The Surrey County Athletics Championship meetings were held at the ground from 1920 and included some cycle races. HE Ryan of the Polytechnic won the Surrey Cup outright in the 10 miles scratch race on May 14th 1921. There were railway company sports in 1922 and 1923, but cycle racing events at the ground were very few in the late 1920s because heavy losses had been incurred at the 1921 County Athletics Championship meeting.

Charlotteville Cycling Club was formed at Guildford in 1903, for working class cyclists and when Guildford CC went defunct in 1913, Charlotteville CC the only cycling club in Guildford. The Charlotteville CC raced primarily on the road until 1930, after which they started promoting many top class track race meetings at the sports ground, which lasted for the next twenty years, their mid-week evening meetings were legendary. At the June 24th 1931 event, there were match races between Olympic silver medallist brothers Ernie and Stan Chambers and GH Stone plus a pursuit race between Harry Grant and Frank Southall. In 1933 Dennis Horn, Jack Sibbit, Ernie Chambers and CB Phelps were competing. 1934 saw Toni Merkens, the German champion, racing on grass for the first time in his career, against Denis Horn, Jack Sibbit, Ernie Chambers and Charlie Helps. The popular cycling clown Chacewater Charlie appeared at the event and amused the large crowd of 2,500.

George Nightingale (who beat the hour in a 25 mile time trial that week) was matched against George Fleming (the 30 miles competition record holder) at the June 21st 1939 midweek meeting, Fleming won the Australian pursuit and Nightingale won the five miles scratch race.

The Charlotteville CC held a midweek meeting on June 19th 1940, attracting 1,000 spectators and the professional rider Marguerite Wilson, the holder of 13 English women's road records made a non-racing appearance at the event. After the Second World War, in 1947, the Charlotteville CC resumed track racing and held Whit Monday Cycling and Athletics meetings through the 1950s. There were very few meetings at the ground in the 1960s and the last cycle racing there was probably the mid-week race meeting on July 9th 1970.

The Sports Ground on Woodbridge Road is now a cricket ground and it is the home of Guildford Cricket Club. County Championship cricket matches are still played there.

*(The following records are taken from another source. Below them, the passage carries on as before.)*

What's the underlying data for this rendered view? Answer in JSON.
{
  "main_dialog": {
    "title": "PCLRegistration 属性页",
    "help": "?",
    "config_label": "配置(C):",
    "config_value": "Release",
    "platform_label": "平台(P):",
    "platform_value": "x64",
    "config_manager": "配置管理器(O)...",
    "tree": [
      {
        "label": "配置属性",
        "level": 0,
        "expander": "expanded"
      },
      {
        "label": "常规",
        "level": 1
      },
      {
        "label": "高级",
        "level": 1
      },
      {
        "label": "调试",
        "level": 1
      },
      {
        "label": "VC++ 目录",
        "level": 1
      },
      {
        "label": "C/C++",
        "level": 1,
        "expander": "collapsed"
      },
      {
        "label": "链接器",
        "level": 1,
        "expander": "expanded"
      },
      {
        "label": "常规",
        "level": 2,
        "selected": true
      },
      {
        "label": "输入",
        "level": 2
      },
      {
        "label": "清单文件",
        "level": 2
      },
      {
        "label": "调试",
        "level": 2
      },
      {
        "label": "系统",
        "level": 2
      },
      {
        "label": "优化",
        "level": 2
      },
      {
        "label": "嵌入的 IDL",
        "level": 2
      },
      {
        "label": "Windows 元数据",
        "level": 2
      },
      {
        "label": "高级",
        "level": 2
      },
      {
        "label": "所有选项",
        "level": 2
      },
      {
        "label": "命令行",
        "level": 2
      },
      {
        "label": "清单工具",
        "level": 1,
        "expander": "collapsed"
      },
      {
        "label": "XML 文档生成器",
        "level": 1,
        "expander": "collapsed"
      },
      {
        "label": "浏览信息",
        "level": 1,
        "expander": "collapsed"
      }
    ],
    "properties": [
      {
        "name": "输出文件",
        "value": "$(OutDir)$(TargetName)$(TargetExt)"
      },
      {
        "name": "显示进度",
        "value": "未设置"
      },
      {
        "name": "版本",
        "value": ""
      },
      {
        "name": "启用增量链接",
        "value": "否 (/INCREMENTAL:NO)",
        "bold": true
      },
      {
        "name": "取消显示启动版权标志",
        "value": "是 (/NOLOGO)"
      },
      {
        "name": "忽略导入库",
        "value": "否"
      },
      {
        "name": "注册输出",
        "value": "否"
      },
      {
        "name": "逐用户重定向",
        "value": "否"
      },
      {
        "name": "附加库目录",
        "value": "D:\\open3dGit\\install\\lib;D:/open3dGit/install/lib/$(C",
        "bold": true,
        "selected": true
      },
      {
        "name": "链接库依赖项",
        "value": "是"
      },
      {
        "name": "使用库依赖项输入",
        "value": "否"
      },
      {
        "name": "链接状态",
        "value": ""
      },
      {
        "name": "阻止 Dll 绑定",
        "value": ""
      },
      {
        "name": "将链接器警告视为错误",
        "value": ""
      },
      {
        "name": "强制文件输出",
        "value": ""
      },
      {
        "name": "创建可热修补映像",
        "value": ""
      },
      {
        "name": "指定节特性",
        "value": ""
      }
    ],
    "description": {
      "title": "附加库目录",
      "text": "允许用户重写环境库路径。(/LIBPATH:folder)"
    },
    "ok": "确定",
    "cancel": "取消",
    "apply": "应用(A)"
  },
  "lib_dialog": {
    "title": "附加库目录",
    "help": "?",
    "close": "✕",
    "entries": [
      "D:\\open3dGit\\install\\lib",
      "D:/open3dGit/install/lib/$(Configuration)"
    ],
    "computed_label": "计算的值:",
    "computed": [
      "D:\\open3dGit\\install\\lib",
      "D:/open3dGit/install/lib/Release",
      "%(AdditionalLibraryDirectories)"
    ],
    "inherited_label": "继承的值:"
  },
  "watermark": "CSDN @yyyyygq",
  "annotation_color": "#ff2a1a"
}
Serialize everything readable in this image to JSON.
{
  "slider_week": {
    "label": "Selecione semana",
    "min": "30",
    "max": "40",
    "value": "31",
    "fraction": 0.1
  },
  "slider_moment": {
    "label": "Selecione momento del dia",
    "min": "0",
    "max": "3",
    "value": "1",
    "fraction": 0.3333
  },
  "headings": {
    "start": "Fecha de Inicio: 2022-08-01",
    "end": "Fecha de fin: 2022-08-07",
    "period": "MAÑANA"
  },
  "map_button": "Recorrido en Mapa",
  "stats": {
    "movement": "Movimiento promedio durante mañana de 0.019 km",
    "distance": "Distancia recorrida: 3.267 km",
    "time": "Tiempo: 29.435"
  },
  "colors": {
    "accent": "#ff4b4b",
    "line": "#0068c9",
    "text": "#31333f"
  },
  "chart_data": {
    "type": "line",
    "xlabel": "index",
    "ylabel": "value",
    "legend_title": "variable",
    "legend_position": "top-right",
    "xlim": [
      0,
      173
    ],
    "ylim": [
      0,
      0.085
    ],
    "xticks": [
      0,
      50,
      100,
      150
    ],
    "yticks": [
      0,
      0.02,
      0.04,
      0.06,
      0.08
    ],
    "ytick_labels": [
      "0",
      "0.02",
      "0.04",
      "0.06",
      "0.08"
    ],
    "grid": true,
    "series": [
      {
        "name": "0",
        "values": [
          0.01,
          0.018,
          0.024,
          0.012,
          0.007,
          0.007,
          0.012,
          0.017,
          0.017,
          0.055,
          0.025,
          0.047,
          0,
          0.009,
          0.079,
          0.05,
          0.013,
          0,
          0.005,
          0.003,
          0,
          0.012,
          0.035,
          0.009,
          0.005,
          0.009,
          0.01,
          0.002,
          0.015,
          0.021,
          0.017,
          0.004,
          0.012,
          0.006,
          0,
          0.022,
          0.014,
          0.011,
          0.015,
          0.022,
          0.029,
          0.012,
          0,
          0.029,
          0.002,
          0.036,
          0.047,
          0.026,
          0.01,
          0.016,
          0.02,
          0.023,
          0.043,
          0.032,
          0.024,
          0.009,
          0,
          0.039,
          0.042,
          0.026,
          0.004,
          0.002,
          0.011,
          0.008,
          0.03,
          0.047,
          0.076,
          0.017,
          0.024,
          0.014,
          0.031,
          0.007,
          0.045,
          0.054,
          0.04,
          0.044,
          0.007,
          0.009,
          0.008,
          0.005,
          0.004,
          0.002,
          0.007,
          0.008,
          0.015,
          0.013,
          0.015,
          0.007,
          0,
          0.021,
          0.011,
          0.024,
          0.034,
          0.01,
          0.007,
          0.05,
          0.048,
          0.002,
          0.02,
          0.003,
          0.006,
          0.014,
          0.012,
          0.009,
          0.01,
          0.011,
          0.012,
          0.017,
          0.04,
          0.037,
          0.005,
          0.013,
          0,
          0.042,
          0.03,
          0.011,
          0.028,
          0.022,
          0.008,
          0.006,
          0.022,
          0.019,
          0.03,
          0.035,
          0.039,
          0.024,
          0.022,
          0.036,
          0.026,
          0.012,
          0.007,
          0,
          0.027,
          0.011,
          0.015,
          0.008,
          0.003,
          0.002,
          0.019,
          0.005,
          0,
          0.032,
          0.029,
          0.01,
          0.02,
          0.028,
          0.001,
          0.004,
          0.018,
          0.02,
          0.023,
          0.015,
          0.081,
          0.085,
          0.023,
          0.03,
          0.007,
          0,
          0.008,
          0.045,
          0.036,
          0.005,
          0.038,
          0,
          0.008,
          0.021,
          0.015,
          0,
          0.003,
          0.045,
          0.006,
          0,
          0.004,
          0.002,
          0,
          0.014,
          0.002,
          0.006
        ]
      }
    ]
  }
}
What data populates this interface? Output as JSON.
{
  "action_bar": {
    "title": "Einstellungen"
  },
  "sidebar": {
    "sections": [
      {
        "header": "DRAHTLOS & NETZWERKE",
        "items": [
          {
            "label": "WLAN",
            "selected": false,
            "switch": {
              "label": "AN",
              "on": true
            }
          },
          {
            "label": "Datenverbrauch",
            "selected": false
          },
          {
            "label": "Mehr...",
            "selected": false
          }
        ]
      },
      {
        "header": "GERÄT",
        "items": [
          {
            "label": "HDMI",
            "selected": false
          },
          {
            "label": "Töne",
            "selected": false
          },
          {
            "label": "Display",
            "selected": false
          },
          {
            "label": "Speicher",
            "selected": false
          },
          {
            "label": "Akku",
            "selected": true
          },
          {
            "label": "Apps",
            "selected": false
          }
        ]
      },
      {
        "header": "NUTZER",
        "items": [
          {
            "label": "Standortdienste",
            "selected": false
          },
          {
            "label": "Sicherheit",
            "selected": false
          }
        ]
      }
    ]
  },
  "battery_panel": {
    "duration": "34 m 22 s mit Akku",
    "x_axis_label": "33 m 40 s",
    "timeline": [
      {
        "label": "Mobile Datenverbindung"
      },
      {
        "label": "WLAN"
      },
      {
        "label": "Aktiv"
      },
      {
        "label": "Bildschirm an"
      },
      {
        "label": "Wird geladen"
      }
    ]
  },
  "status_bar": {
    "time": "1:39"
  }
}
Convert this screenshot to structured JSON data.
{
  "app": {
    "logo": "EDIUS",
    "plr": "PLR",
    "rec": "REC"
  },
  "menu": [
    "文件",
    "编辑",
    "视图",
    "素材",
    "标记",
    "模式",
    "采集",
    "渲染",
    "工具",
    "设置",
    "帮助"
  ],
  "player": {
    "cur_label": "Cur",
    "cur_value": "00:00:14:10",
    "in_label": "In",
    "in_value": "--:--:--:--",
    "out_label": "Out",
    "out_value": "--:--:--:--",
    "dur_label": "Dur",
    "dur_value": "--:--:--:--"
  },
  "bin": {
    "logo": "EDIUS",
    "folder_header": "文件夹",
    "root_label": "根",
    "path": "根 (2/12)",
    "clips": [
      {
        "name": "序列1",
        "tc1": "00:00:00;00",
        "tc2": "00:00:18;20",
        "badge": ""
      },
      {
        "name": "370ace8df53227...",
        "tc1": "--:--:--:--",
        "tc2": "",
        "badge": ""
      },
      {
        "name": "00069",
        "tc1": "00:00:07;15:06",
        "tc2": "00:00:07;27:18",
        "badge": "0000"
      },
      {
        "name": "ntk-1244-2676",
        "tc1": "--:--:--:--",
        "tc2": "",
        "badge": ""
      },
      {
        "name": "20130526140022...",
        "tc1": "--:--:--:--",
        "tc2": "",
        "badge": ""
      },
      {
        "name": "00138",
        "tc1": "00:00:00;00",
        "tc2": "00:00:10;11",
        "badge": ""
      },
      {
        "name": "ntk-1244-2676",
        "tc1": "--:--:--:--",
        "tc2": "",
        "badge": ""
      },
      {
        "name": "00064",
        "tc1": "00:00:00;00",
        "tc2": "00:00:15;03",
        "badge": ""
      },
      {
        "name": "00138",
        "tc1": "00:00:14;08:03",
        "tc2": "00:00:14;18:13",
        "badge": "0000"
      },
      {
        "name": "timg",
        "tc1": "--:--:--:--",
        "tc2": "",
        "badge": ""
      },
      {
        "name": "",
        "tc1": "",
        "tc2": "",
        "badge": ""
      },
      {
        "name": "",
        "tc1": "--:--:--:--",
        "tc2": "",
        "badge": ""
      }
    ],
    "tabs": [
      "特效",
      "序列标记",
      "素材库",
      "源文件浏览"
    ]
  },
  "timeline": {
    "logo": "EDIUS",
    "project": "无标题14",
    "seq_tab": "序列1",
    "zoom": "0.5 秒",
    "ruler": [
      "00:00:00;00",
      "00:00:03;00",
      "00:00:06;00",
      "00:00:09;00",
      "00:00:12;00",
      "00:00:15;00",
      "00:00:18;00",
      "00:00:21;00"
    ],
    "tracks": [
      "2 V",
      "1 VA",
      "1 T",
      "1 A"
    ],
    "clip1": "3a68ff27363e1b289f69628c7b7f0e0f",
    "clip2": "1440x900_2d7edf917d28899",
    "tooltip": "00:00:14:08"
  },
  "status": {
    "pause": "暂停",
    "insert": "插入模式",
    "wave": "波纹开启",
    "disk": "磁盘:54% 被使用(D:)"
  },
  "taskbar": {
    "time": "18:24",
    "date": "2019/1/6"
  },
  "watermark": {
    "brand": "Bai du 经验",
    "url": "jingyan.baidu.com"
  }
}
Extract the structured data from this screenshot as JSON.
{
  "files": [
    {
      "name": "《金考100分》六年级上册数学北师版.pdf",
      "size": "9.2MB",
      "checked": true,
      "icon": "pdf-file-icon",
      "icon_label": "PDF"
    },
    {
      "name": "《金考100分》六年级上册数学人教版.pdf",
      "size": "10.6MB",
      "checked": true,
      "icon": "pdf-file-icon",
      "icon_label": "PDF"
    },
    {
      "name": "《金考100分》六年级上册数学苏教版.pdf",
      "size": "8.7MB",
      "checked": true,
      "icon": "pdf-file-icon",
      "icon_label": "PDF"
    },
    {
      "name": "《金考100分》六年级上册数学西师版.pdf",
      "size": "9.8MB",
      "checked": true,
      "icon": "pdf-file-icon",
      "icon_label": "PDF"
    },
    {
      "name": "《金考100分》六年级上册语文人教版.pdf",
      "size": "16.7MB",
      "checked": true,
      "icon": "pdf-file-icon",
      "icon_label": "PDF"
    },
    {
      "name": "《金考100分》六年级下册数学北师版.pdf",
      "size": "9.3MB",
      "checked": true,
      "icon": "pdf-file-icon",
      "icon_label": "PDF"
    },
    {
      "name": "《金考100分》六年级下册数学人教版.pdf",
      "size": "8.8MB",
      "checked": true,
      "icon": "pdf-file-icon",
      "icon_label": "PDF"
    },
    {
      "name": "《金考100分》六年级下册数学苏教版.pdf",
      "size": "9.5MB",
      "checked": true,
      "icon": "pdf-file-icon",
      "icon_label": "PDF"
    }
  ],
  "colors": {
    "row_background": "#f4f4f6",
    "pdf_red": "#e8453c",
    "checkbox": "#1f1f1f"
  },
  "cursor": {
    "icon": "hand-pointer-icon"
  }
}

Guildford - Sports Ground : Image credit Starostneradost Guildford - Sports Ground : Image credit Starostneradost
Refs     : [p]
Photos :, Starostneradost
Maps    : National Library of Scotland